WHAT IS EXPECTED: Restate the listing below word for word; no picture is to be carried over.

RECORDS FOR THE TASK:
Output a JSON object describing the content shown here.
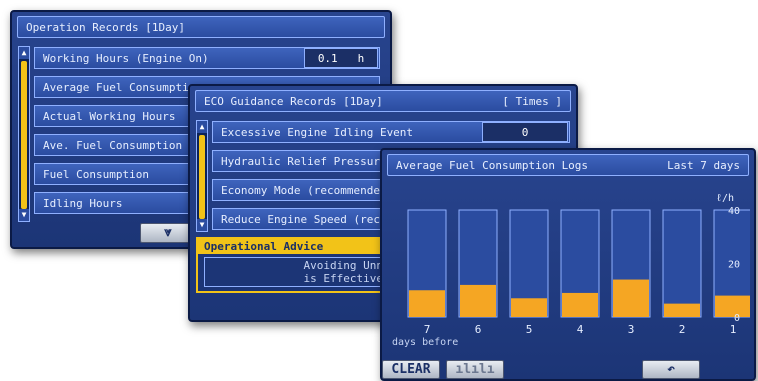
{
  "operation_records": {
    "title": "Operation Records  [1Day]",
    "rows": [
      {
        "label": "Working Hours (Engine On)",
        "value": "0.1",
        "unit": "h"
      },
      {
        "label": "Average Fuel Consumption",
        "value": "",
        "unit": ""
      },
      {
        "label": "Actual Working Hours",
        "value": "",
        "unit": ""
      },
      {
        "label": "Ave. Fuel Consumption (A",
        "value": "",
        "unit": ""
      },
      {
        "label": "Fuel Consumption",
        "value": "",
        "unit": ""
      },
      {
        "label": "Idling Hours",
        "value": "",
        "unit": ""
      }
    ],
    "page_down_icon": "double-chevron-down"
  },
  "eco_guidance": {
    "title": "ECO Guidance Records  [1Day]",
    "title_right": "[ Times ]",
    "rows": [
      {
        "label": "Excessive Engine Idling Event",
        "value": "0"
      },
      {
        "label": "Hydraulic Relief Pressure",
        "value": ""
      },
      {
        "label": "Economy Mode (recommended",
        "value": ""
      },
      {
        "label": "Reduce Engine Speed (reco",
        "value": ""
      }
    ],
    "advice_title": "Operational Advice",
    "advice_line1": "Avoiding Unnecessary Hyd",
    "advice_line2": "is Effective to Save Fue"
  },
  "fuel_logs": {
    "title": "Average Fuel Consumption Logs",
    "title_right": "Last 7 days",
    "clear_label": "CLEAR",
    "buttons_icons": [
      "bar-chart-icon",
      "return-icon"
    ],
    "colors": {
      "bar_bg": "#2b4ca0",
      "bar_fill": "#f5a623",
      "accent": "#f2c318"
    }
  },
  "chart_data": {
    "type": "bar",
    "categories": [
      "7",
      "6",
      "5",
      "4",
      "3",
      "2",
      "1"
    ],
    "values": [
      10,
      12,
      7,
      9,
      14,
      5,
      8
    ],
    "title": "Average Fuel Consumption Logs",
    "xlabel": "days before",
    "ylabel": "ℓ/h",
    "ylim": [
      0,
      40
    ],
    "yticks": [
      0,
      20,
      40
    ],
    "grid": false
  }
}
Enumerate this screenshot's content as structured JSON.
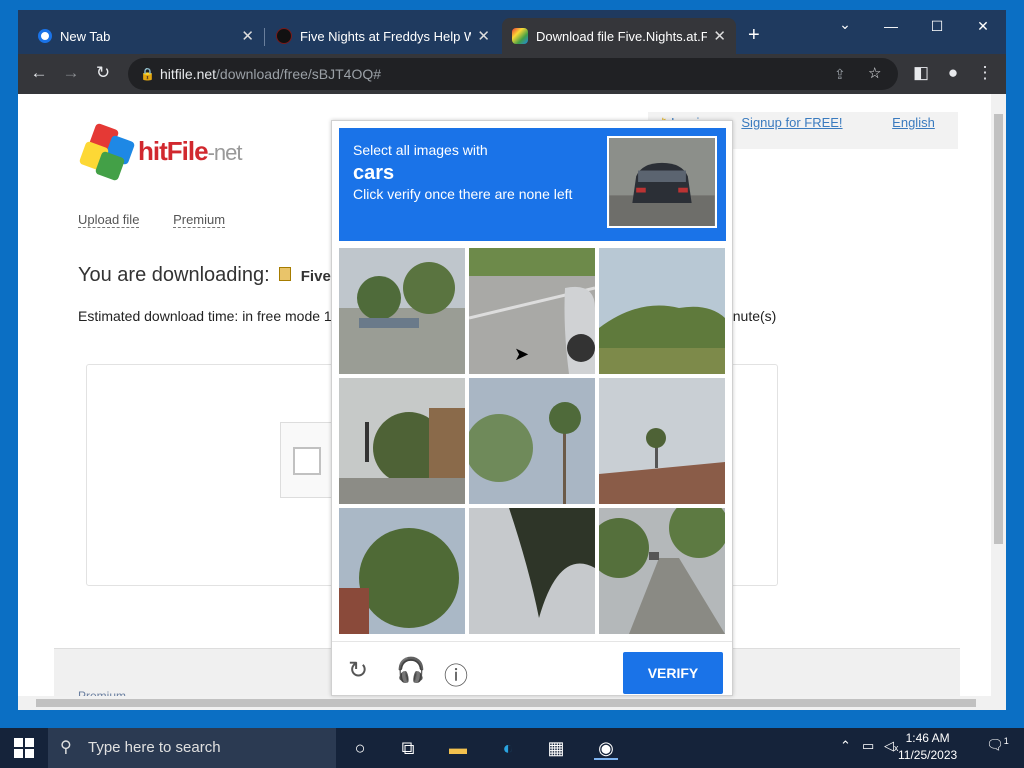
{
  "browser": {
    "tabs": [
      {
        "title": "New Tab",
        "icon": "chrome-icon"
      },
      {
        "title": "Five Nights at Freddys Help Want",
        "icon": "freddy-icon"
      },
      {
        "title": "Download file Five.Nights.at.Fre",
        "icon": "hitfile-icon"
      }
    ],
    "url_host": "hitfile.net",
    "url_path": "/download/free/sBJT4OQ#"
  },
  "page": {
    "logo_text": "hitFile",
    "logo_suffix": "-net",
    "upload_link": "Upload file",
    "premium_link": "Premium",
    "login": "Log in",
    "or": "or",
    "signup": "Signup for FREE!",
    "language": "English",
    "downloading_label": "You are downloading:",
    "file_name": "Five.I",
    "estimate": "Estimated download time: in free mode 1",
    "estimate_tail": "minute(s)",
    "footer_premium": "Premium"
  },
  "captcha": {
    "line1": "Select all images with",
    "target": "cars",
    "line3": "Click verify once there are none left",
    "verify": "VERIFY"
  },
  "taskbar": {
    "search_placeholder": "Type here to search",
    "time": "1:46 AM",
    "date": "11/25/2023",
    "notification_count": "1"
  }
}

RESPONSE AREA:
Output a JSON object describing the content shown here.
{
  "operation_records": {
    "title": "Operation Records  [1Day]",
    "rows": [
      {
        "label": "Working Hours (Engine On)",
        "value": "0.1",
        "unit": "h"
      },
      {
        "label": "Average Fuel Consumption",
        "value": "",
        "unit": ""
      },
      {
        "label": "Actual Working Hours",
        "value": "",
        "unit": ""
      },
      {
        "label": "Ave. Fuel Consumption (A",
        "value": "",
        "unit": ""
      },
      {
        "label": "Fuel Consumption",
        "value": "",
        "unit": ""
      },
      {
        "label": "Idling Hours",
        "value": "",
        "unit": ""
      }
    ],
    "page_down_icon": "double-chevron-down"
  },
  "eco_guidance": {
    "title": "ECO Guidance Records  [1Day]",
    "title_right": "[ Times ]",
    "rows": [
      {
        "label": "Excessive Engine Idling Event",
        "value": "0"
      },
      {
        "label": "Hydraulic Relief Pressure",
        "value": ""
      },
      {
        "label": "Economy Mode (recommended",
        "value": ""
      },
      {
        "label": "Reduce Engine Speed (reco",
        "value": ""
      }
    ],
    "advice_title": "Operational Advice",
    "advice_line1": "Avoiding Unnecessary Hyd",
    "advice_line2": "is Effective to Save Fue"
  },
  "fuel_logs": {
    "title": "Average Fuel Consumption Logs",
    "title_right": "Last 7 days",
    "clear_label": "CLEAR",
    "buttons_icons": [
      "bar-chart-icon",
      "return-icon"
    ],
    "colors": {
      "bar_bg": "#2b4ca0",
      "bar_fill": "#f5a623",
      "accent": "#f2c318"
    }
  },
  "chart_data": {
    "type": "bar",
    "categories": [
      "7",
      "6",
      "5",
      "4",
      "3",
      "2",
      "1"
    ],
    "values": [
      10,
      12,
      7,
      9,
      14,
      5,
      8
    ],
    "title": "Average Fuel Consumption Logs",
    "xlabel": "days before",
    "ylabel": "ℓ/h",
    "ylim": [
      0,
      40
    ],
    "yticks": [
      0,
      20,
      40
    ],
    "grid": false
  }
}
Enumerate this screenshot's content as structured JSON.
{
  "browser": {
    "tabs": [
      {
        "title": "New Tab",
        "icon": "chrome-icon"
      },
      {
        "title": "Five Nights at Freddys Help Want",
        "icon": "freddy-icon"
      },
      {
        "title": "Download file Five.Nights.at.Fre",
        "icon": "hitfile-icon"
      }
    ],
    "url_host": "hitfile.net",
    "url_path": "/download/free/sBJT4OQ#"
  },
  "page": {
    "logo_text": "hitFile",
    "logo_suffix": "-net",
    "upload_link": "Upload file",
    "premium_link": "Premium",
    "login": "Log in",
    "or": "or",
    "signup": "Signup for FREE!",
    "language": "English",
    "downloading_label": "You are downloading:",
    "file_name": "Five.I",
    "estimate": "Estimated download time: in free mode 1",
    "estimate_tail": "minute(s)",
    "footer_premium": "Premium"
  },
  "captcha": {
    "line1": "Select all images with",
    "target": "cars",
    "line3": "Click verify once there are none left",
    "verify": "VERIFY"
  },
  "taskbar": {
    "search_placeholder": "Type here to search",
    "time": "1:46 AM",
    "date": "11/25/2023",
    "notification_count": "1"
  }
}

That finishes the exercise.